▶ _Available records_:
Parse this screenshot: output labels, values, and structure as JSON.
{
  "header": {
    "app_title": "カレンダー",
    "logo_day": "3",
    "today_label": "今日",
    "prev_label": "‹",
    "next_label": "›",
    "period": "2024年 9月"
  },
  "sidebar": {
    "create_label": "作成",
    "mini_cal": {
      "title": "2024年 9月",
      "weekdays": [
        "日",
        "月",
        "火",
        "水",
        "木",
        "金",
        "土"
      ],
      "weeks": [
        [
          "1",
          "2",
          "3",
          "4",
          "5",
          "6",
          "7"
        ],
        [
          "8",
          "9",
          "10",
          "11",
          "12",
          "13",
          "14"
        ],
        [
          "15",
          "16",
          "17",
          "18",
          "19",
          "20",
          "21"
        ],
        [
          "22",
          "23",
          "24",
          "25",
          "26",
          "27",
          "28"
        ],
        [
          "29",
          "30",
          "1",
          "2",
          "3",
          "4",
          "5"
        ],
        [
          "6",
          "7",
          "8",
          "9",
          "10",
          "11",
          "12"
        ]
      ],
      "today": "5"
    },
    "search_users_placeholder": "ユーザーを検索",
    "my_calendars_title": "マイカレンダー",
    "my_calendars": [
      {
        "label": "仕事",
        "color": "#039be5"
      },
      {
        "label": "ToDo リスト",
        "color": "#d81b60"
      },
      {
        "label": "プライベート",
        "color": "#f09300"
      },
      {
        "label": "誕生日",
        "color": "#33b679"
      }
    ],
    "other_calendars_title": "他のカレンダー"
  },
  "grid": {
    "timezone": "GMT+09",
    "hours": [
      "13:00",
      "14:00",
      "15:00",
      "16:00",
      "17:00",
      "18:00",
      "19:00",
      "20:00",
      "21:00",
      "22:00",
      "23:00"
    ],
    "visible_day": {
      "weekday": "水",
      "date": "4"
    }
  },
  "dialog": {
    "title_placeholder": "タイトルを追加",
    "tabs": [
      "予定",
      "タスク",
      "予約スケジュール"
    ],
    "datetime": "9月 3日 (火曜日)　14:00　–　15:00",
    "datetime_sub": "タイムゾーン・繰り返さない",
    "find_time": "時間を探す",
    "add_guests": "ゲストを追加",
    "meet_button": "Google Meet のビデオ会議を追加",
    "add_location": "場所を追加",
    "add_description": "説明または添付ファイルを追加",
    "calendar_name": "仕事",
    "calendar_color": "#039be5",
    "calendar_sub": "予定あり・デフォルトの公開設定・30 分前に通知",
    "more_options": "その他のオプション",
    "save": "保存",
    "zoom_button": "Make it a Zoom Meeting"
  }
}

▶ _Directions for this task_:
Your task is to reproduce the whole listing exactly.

▶ _Written reply_:
Parse this screenshot: output labels, values, and structure as JSON.
{
  "header": {
    "app_title": "カレンダー",
    "logo_day": "3",
    "today_label": "今日",
    "prev_label": "‹",
    "next_label": "›",
    "period": "2024年 9月"
  },
  "sidebar": {
    "create_label": "作成",
    "mini_cal": {
      "title": "2024年 9月",
      "weekdays": [
        "日",
        "月",
        "火",
        "水",
        "木",
        "金",
        "土"
      ],
      "weeks": [
        [
          "1",
          "2",
          "3",
          "4",
          "5",
          "6",
          "7"
        ],
        [
          "8",
          "9",
          "10",
          "11",
          "12",
          "13",
          "14"
        ],
        [
          "15",
          "16",
          "17",
          "18",
          "19",
          "20",
          "21"
        ],
        [
          "22",
          "23",
          "24",
          "25",
          "26",
          "27",
          "28"
        ],
        [
          "29",
          "30",
          "1",
          "2",
          "3",
          "4",
          "5"
        ],
        [
          "6",
          "7",
          "8",
          "9",
          "10",
          "11",
          "12"
        ]
      ],
      "today": "5"
    },
    "search_users_placeholder": "ユーザーを検索",
    "my_calendars_title": "マイカレンダー",
    "my_calendars": [
      {
        "label": "仕事",
        "color": "#039be5"
      },
      {
        "label": "ToDo リスト",
        "color": "#d81b60"
      },
      {
        "label": "プライベート",
        "color": "#f09300"
      },
      {
        "label": "誕生日",
        "color": "#33b679"
      }
    ],
    "other_calendars_title": "他のカレンダー"
  },
  "grid": {
    "timezone": "GMT+09",
    "hours": [
      "13:00",
      "14:00",
      "15:00",
      "16:00",
      "17:00",
      "18:00",
      "19:00",
      "20:00",
      "21:00",
      "22:00",
      "23:00"
    ],
    "visible_day": {
      "weekday": "水",
      "date": "4"
    }
  },
  "dialog": {
    "title_placeholder": "タイトルを追加",
    "tabs": [
      "予定",
      "タスク",
      "予約スケジュール"
    ],
    "datetime": "9月 3日 (火曜日)　14:00　–　15:00",
    "datetime_sub": "タイムゾーン・繰り返さない",
    "find_time": "時間を探す",
    "add_guests": "ゲストを追加",
    "meet_button": "Google Meet のビデオ会議を追加",
    "add_location": "場所を追加",
    "add_description": "説明または添付ファイルを追加",
    "calendar_name": "仕事",
    "calendar_color": "#039be5",
    "calendar_sub": "予定あり・デフォルトの公開設定・30 分前に通知",
    "more_options": "その他のオプション",
    "save": "保存",
    "zoom_button": "Make it a Zoom Meeting"
  }
}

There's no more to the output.